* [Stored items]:
━━━━━━
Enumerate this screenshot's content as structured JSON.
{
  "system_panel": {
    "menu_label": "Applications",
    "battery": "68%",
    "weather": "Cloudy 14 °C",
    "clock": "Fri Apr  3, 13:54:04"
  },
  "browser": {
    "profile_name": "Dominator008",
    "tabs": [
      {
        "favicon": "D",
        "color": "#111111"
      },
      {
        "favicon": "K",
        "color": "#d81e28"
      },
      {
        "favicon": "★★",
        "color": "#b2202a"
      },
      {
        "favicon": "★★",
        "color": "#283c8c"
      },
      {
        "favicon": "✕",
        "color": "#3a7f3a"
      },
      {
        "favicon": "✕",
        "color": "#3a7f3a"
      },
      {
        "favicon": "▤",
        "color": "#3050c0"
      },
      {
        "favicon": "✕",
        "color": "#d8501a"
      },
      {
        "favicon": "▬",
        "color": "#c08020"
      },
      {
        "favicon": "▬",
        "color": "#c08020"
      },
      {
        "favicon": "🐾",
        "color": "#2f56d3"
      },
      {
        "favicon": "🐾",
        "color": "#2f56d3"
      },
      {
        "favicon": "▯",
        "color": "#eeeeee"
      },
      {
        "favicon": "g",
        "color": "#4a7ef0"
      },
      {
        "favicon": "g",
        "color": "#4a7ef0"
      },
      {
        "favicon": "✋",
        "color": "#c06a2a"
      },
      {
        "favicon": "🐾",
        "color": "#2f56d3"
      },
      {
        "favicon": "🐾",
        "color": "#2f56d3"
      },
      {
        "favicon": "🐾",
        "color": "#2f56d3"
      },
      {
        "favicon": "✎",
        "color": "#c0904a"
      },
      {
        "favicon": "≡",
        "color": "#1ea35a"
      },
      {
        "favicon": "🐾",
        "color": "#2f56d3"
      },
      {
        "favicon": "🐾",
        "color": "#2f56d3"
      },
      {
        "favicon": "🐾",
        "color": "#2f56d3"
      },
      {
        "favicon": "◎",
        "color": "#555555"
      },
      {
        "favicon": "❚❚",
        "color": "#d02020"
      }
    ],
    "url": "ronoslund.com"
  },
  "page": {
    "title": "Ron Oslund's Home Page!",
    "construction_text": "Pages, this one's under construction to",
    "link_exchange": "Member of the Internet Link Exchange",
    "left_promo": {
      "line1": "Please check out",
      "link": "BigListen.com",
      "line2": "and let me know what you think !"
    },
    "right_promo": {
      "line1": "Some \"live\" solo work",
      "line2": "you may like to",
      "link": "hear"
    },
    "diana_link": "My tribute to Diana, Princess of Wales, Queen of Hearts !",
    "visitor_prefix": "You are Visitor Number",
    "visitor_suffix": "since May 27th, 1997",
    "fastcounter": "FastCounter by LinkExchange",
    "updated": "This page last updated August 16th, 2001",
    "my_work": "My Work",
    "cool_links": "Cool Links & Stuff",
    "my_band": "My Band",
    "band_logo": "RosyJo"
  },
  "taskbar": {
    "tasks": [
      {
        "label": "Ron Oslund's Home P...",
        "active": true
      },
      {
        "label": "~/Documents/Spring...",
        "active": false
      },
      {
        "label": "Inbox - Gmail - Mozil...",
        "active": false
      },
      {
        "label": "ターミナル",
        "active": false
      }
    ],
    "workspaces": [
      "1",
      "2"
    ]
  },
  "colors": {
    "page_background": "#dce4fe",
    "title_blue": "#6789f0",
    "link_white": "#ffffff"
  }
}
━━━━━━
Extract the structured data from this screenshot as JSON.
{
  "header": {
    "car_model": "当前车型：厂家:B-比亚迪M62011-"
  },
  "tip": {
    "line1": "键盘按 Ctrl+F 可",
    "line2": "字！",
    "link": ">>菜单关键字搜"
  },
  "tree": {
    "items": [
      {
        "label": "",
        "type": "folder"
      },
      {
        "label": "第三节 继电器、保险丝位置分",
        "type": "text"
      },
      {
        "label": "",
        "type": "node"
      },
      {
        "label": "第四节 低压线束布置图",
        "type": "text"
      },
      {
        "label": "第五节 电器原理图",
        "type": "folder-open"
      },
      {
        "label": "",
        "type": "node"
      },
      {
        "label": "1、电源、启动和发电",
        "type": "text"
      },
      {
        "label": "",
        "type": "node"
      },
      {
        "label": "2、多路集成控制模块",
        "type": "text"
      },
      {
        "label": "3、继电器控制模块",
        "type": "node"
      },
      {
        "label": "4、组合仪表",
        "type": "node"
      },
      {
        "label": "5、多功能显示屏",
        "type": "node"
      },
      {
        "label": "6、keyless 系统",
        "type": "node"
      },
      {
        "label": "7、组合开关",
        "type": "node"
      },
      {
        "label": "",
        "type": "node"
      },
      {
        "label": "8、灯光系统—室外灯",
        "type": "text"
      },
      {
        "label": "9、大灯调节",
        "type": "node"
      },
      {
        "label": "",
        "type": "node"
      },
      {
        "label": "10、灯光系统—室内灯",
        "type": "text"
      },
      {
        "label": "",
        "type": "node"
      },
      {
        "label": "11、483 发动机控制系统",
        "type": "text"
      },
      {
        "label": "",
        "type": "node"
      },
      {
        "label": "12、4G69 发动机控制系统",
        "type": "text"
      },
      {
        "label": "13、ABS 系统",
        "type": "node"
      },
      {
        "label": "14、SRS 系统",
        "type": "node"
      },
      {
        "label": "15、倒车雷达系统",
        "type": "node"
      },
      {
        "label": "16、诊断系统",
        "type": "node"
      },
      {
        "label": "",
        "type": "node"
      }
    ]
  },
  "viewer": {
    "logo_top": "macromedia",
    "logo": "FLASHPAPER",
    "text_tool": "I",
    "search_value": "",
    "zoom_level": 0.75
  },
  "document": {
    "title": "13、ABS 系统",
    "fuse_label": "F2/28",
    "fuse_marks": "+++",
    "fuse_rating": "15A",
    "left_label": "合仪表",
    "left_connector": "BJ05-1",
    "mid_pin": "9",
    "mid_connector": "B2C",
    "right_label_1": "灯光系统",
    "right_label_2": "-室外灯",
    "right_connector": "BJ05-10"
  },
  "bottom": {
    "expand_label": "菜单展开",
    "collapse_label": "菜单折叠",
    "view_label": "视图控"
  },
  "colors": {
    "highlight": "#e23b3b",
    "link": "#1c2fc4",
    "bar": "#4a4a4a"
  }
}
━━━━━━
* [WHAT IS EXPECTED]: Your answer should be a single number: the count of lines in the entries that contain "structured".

* [SOLUTION TO THIS TASK]: 2